Element data from apps and pages
---+---
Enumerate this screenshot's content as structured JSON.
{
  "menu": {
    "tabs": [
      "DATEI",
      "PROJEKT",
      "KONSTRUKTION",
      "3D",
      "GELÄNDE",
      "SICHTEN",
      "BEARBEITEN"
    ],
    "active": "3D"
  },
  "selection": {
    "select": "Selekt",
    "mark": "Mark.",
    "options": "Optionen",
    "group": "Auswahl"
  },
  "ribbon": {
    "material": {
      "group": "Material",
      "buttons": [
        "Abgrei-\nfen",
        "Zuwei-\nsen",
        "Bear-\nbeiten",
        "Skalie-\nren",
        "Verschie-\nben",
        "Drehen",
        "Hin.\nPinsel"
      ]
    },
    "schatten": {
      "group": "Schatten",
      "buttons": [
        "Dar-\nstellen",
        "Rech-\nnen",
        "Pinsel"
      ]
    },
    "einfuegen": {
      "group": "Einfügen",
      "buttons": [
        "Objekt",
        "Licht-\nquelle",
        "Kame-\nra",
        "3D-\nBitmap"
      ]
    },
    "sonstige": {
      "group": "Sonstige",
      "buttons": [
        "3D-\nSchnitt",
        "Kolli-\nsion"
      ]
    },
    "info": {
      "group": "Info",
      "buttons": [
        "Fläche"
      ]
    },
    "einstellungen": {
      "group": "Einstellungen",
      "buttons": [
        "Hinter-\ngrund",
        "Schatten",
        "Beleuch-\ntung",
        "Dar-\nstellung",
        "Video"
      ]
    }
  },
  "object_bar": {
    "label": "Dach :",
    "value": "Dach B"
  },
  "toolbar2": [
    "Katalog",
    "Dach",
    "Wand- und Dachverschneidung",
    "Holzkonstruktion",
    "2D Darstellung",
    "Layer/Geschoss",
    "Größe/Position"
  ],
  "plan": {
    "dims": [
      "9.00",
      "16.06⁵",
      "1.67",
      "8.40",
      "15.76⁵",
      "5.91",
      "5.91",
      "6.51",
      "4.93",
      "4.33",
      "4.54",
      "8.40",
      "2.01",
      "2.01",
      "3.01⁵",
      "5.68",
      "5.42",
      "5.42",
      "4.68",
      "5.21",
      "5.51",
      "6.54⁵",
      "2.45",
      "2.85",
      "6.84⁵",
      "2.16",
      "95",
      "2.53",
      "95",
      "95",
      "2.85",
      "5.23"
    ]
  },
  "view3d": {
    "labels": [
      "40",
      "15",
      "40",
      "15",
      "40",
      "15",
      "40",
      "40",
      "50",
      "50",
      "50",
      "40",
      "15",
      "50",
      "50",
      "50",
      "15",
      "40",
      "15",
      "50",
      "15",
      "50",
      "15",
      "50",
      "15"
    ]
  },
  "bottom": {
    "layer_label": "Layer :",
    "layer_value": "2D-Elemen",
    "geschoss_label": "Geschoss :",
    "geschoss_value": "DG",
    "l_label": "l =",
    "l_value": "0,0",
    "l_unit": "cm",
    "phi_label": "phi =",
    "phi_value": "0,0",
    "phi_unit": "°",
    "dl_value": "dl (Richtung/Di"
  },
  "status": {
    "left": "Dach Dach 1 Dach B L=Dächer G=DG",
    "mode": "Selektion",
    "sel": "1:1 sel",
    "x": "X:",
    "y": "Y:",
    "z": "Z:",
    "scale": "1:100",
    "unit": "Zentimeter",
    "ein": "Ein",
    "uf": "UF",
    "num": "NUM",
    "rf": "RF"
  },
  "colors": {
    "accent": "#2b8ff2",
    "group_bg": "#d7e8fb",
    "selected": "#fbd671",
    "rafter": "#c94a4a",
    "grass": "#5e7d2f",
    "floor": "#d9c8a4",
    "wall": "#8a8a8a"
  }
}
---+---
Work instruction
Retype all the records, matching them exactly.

Exercise answer
Enumerate this screenshot's content as structured JSON.
{
  "menu": {
    "tabs": [
      "DATEI",
      "PROJEKT",
      "KONSTRUKTION",
      "3D",
      "GELÄNDE",
      "SICHTEN",
      "BEARBEITEN"
    ],
    "active": "3D"
  },
  "selection": {
    "select": "Selekt",
    "mark": "Mark.",
    "options": "Optionen",
    "group": "Auswahl"
  },
  "ribbon": {
    "material": {
      "group": "Material",
      "buttons": [
        "Abgrei-\nfen",
        "Zuwei-\nsen",
        "Bear-\nbeiten",
        "Skalie-\nren",
        "Verschie-\nben",
        "Drehen",
        "Hin.\nPinsel"
      ]
    },
    "schatten": {
      "group": "Schatten",
      "buttons": [
        "Dar-\nstellen",
        "Rech-\nnen",
        "Pinsel"
      ]
    },
    "einfuegen": {
      "group": "Einfügen",
      "buttons": [
        "Objekt",
        "Licht-\nquelle",
        "Kame-\nra",
        "3D-\nBitmap"
      ]
    },
    "sonstige": {
      "group": "Sonstige",
      "buttons": [
        "3D-\nSchnitt",
        "Kolli-\nsion"
      ]
    },
    "info": {
      "group": "Info",
      "buttons": [
        "Fläche"
      ]
    },
    "einstellungen": {
      "group": "Einstellungen",
      "buttons": [
        "Hinter-\ngrund",
        "Schatten",
        "Beleuch-\ntung",
        "Dar-\nstellung",
        "Video"
      ]
    }
  },
  "object_bar": {
    "label": "Dach :",
    "value": "Dach B"
  },
  "toolbar2": [
    "Katalog",
    "Dach",
    "Wand- und Dachverschneidung",
    "Holzkonstruktion",
    "2D Darstellung",
    "Layer/Geschoss",
    "Größe/Position"
  ],
  "plan": {
    "dims": [
      "9.00",
      "16.06⁵",
      "1.67",
      "8.40",
      "15.76⁵",
      "5.91",
      "5.91",
      "6.51",
      "4.93",
      "4.33",
      "4.54",
      "8.40",
      "2.01",
      "2.01",
      "3.01⁵",
      "5.68",
      "5.42",
      "5.42",
      "4.68",
      "5.21",
      "5.51",
      "6.54⁵",
      "2.45",
      "2.85",
      "6.84⁵",
      "2.16",
      "95",
      "2.53",
      "95",
      "95",
      "2.85",
      "5.23"
    ]
  },
  "view3d": {
    "labels": [
      "40",
      "15",
      "40",
      "15",
      "40",
      "15",
      "40",
      "40",
      "50",
      "50",
      "50",
      "40",
      "15",
      "50",
      "50",
      "50",
      "15",
      "40",
      "15",
      "50",
      "15",
      "50",
      "15",
      "50",
      "15"
    ]
  },
  "bottom": {
    "layer_label": "Layer :",
    "layer_value": "2D-Elemen",
    "geschoss_label": "Geschoss :",
    "geschoss_value": "DG",
    "l_label": "l =",
    "l_value": "0,0",
    "l_unit": "cm",
    "phi_label": "phi =",
    "phi_value": "0,0",
    "phi_unit": "°",
    "dl_value": "dl (Richtung/Di"
  },
  "status": {
    "left": "Dach Dach 1 Dach B L=Dächer G=DG",
    "mode": "Selektion",
    "sel": "1:1 sel",
    "x": "X:",
    "y": "Y:",
    "z": "Z:",
    "scale": "1:100",
    "unit": "Zentimeter",
    "ein": "Ein",
    "uf": "UF",
    "num": "NUM",
    "rf": "RF"
  },
  "colors": {
    "accent": "#2b8ff2",
    "group_bg": "#d7e8fb",
    "selected": "#fbd671",
    "rafter": "#c94a4a",
    "grass": "#5e7d2f",
    "floor": "#d9c8a4",
    "wall": "#8a8a8a"
  }
}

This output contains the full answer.